Monday, 14 June 2010
One of the glass beads on my necklace broke, creating an opportunity to rearrange the beads by colour and size. ‘Just like redesigning the garden’, I casually remarked to O and R, husband and wife team in the local jewellry shop.
Having asked whether I am a gardener, and being informed that I was a passionate amateur, O and R asked me if I would help them with their garden. They had pulled out everything and were starting again, but not sure how to go about it. I agreed and we started to make arrangements for me to visit.
‘Maybe you’d better see my garden first. You mightn’t like my style.’
So right away O accompanied me home to see the garden. My first intimation that our styles might be different happened as soon as we started talking garden talk.
‘I want gardens to attract wildlife like insects, birds and possums.’
‘R wouldn’t like that. She's afraid of birds and doesn’t like insects or possums.’
‘You needn’t have a birdbath. Then they would probably stay up high.’
‘But they might make a mess.‘
By this time we had reached my place. When he saw the front garden, he seemed taken aback. He gazed at it in silence for a moment or two. ‘I love it but it is too untidy for me.’
Then he viewed the back garden. By this time he had become visibly uneasy. ‘I love it but I couldn’t stand the leaves everywhere like that. I would have to be cleaning it up all the time.’
Now he became somewhat agitated and remembered he needed to get back to his shop to attend to something very urgent.
On the way back he thanked me. He said it had been quite an experience. He had never seen anything like it before.
No more was said about my helping them with their garden.
Forensic pathologists conduct autopsies to determine the cause of death. I'm no forensic pathologist. I'm also not a zoologis...
This is the photo of my garden in the current guide to Australia's open gardens. It was taken last October. The foreground f...

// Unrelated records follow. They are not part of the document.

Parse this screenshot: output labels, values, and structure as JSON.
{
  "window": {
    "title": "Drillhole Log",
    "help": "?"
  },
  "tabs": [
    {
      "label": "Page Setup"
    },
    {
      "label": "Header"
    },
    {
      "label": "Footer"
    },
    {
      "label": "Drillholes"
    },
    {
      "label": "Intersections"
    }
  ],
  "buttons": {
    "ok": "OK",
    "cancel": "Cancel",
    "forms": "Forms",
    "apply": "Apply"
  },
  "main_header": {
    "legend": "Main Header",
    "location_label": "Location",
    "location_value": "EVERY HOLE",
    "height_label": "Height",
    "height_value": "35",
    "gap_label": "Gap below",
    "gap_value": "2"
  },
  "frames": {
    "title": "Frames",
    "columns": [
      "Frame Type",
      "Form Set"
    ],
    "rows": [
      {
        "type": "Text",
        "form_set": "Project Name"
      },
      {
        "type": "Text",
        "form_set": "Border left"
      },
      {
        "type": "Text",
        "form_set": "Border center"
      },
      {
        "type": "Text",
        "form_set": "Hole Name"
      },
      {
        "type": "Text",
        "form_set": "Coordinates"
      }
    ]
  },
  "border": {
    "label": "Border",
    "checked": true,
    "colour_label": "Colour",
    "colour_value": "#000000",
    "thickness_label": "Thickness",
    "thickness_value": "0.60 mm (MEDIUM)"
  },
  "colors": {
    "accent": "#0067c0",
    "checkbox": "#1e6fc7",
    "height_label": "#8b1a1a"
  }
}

It was a cold, wet winter and the garden's flourishing. Here are a few of the plants growing, individually and in groups to form...
There are Australian Magpies that make themselves at home in the garden. BUT WHERE ARE THE MICROBATS? I'm not sure what ...
A recent post was about my success in rehousing a possum couple. The nest stayed empty so it seemed that the possums had settled in their...
When my mother was 100 I created a post for her using 100 garden and nature photos. That was nearly three years ago. She didn't...
You don’t have to go to the countryside to get a nature fix. Wherever I go I look for plants and animals. Just like rural spaces...
Today is my mother's 100th birthday. My mother never understood my garden, thought it was weird, dirty and untidy. Couldn'...
The Duck and the Darklings is an extraordinary, unusual and special picture book, highly recommended for all ages. It's simply the...
Wake up sleepy-twigs, spring is here.
SOME OF MY FAVOURITE BLOGS
- Atlas of Living Australia
- Australian Marine Conservation Society
- Australian Plants Society Victoria
- Avaaz - The World in Action
- BirdLife Australia
- Bush Heritage Australia
- Eco Voice: Voice of the earth
- Encyclopedia of Life
- Field Naturalists Club of Victoria
- Indigenous Flora and Fauna Association
- Landshare Australia
- Royal Botanic Gardens Melbourne
- Seedsavers: Preserving the genetic basis of tomorrow's food
- Stop Factory Farming of our Pets
- Sustainable Gardening Australia
- The Nature Conservancy Australia